It took us 18 minutes to swim out that far (0.4 miles) and about 10 to swim back!
The following week another shark was photographed nearby from the air.
However, it was a smaller organism that made us change our last training swim from Santa Cruz to Aquatic Park – E.coli! The water quality report for the beach was dire. We did our final practice 1.5 mile open water swim at Aquatic Park, nearly 5 months after our very first try there. We covered three times the distance in the same time as it had taken us to do that first difficult swim back in March. We had made great progress but was it going to be enough to really swim from Alcatraz?
For some reason I wasn’t concentrating on my sighting, and when I looked up I was staring out at the Golden Gate Bridge. Cristal called over to me, asking me where I was going. Fortunately, I hadn’t strayed too far, and I straightened up on the Jerimiah and plunged onwards.
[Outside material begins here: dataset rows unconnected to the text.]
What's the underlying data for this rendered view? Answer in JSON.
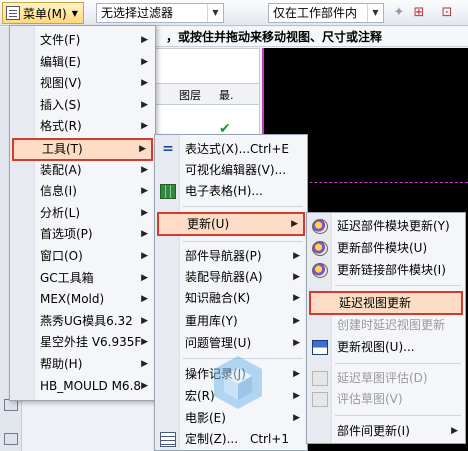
{
  "toolbar": {
    "menu_label": "菜单(M)",
    "filter_value": "无选择过滤器",
    "scope_value": "仅在工作部件内"
  },
  "hint": "，或按住并拖动来移动视图、尺寸或注释",
  "grid": {
    "col_layer": "图层",
    "col_latest": "最."
  },
  "main_menu": [
    {
      "label": "文件(F)",
      "has_sub": true
    },
    {
      "label": "编辑(E)",
      "has_sub": true
    },
    {
      "label": "视图(V)",
      "has_sub": true
    },
    {
      "label": "插入(S)",
      "has_sub": true
    },
    {
      "label": "格式(R)",
      "has_sub": true
    },
    {
      "label": "工具(T)",
      "has_sub": true,
      "highlighted": true
    },
    {
      "label": "装配(A)",
      "has_sub": true
    },
    {
      "label": "信息(I)",
      "has_sub": true
    },
    {
      "label": "分析(L)",
      "has_sub": true
    },
    {
      "label": "首选项(P)",
      "has_sub": true
    },
    {
      "label": "窗口(O)",
      "has_sub": true
    },
    {
      "label": "GC工具箱",
      "has_sub": true
    },
    {
      "label": "MEX(Mold)",
      "has_sub": true
    },
    {
      "label": "燕秀UG模具6.32",
      "has_sub": true
    },
    {
      "label": "星空外挂 V6.935F",
      "has_sub": true
    },
    {
      "label": "帮助(H)",
      "has_sub": true
    },
    {
      "label": "HB_MOULD M6.8",
      "has_sub": true
    }
  ],
  "tools_menu": {
    "expression": {
      "label": "表达式(X)...",
      "accel": "Ctrl+E",
      "icon": "equals-icon"
    },
    "visual_editor": {
      "label": "可视化编辑器(V)..."
    },
    "spreadsheet": {
      "label": "电子表格(H)...",
      "icon": "spreadsheet-icon"
    },
    "update": {
      "label": "更新(U)"
    },
    "part_navigator": {
      "label": "部件导航器(P)"
    },
    "assembly_navigator": {
      "label": "装配导航器(A)"
    },
    "knowledge_fusion": {
      "label": "知识融合(K)"
    },
    "reuse_library": {
      "label": "重用库(Y)"
    },
    "issue_management": {
      "label": "问题管理(U)"
    },
    "operation_record": {
      "label": "操作记录(J)"
    },
    "macro": {
      "label": "宏(R)"
    },
    "movie": {
      "label": "电影(E)"
    },
    "customize": {
      "label": "定制(Z)...",
      "accel": "Ctrl+1",
      "icon": "customize-icon"
    }
  },
  "update_menu": {
    "deferred_module_update": {
      "label": "延迟部件模块更新(Y)"
    },
    "update_part_module": {
      "label": "更新部件模块(U)"
    },
    "update_linked_module": {
      "label": "更新链接部件模块(I)"
    },
    "deferred_view_update": {
      "label": "延迟视图更新"
    },
    "create_deferred": {
      "label": "创建时延迟视图更新"
    },
    "update_view": {
      "label": "更新视图(U)..."
    },
    "deferred_drawing_eval": {
      "label": "延迟草图评估(D)"
    },
    "evaluate_sketch": {
      "label": "评估草图(V)"
    },
    "interpart_update": {
      "label": "部件间更新(I)"
    }
  }
}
The swim was great. We kept a steady pace. I wanted to keep plenty of juice in the tank in case we had to fight the current that we were told runs across the mouth of the opening to Aquatic Park. At no stage did I feel too tired nor wanted it to be over. I was comfortable and in the zone. With every lift of the eyes to sight, the Jeremiah got bigger. We stopped a couple of times to take in the view and discuss our navigation. Yet, all the while I was expecting the current to kick in and start tugging at us, sweeping us past the opening to Aquatic Park and out to sea beneath the Golden Gate Bridge.
I couldn’t completely relax until we got through that opening, but once we were in, it felt like we were on our home turf. We stopped again and watched the other swimmers around us. It was such a thrill to see the area behind the beach crowded with people, good to see colors other than black, grey and yellow! We’d done it, the hard part at least. We agreed that we should hold hands across the finish line then with a contented sign I said, ” Lets wrap it up!” and we launched in to the last half mile, headed for the shore. It’s harder to stop the water from getting in your mouth when you are grinning!
Together we crossed the finish line completing the course in 1 hour and 4 minutes. We found Sumika straight away and reunited for a group hug before splitting up to go hug our friends and relations who had come down to cheer us on.
Thanks for reading – I know it was a long one, but I really wanted to share the experience of a lifetime.